Problem description -
Below are records to give again exactly; omit each image they contain.

Data about app and page elements:
◆ ◆ ◆ ◆ ◆

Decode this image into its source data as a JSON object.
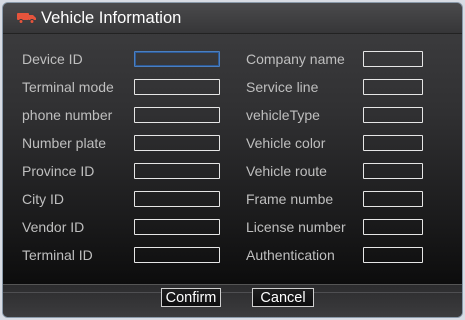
{
  "dialog": {
    "title": "Vehicle Information",
    "icon": "truck-icon",
    "accent_color": "#e5543c"
  },
  "left_fields": [
    {
      "label": "Device ID",
      "value": ""
    },
    {
      "label": "Terminal mode",
      "value": ""
    },
    {
      "label": "phone number",
      "value": ""
    },
    {
      "label": "Number plate",
      "value": ""
    },
    {
      "label": "Province ID",
      "value": ""
    },
    {
      "label": "City ID",
      "value": ""
    },
    {
      "label": "Vendor ID",
      "value": ""
    },
    {
      "label": "Terminal ID",
      "value": ""
    }
  ],
  "right_fields": [
    {
      "label": "Company name",
      "value": ""
    },
    {
      "label": "Service line",
      "value": ""
    },
    {
      "label": "vehicleType",
      "value": ""
    },
    {
      "label": "Vehicle color",
      "value": ""
    },
    {
      "label": "Vehicle route",
      "value": ""
    },
    {
      "label": "Frame numbe",
      "value": ""
    },
    {
      "label": "License number",
      "value": ""
    },
    {
      "label": "Authentication",
      "value": ""
    }
  ],
  "buttons": {
    "confirm": "Confirm",
    "cancel": "Cancel"
  }
}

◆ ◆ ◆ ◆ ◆

Expected answer -
Decode this image into its source data as a JSON object.
{
  "dialog": {
    "title": "Vehicle Information",
    "icon": "truck-icon",
    "accent_color": "#e5543c"
  },
  "left_fields": [
    {
      "label": "Device ID",
      "value": ""
    },
    {
      "label": "Terminal mode",
      "value": ""
    },
    {
      "label": "phone number",
      "value": ""
    },
    {
      "label": "Number plate",
      "value": ""
    },
    {
      "label": "Province ID",
      "value": ""
    },
    {
      "label": "City ID",
      "value": ""
    },
    {
      "label": "Vendor ID",
      "value": ""
    },
    {
      "label": "Terminal ID",
      "value": ""
    }
  ],
  "right_fields": [
    {
      "label": "Company name",
      "value": ""
    },
    {
      "label": "Service line",
      "value": ""
    },
    {
      "label": "vehicleType",
      "value": ""
    },
    {
      "label": "Vehicle color",
      "value": ""
    },
    {
      "label": "Vehicle route",
      "value": ""
    },
    {
      "label": "Frame numbe",
      "value": ""
    },
    {
      "label": "License number",
      "value": ""
    },
    {
      "label": "Authentication",
      "value": ""
    }
  ],
  "buttons": {
    "confirm": "Confirm",
    "cancel": "Cancel"
  }
}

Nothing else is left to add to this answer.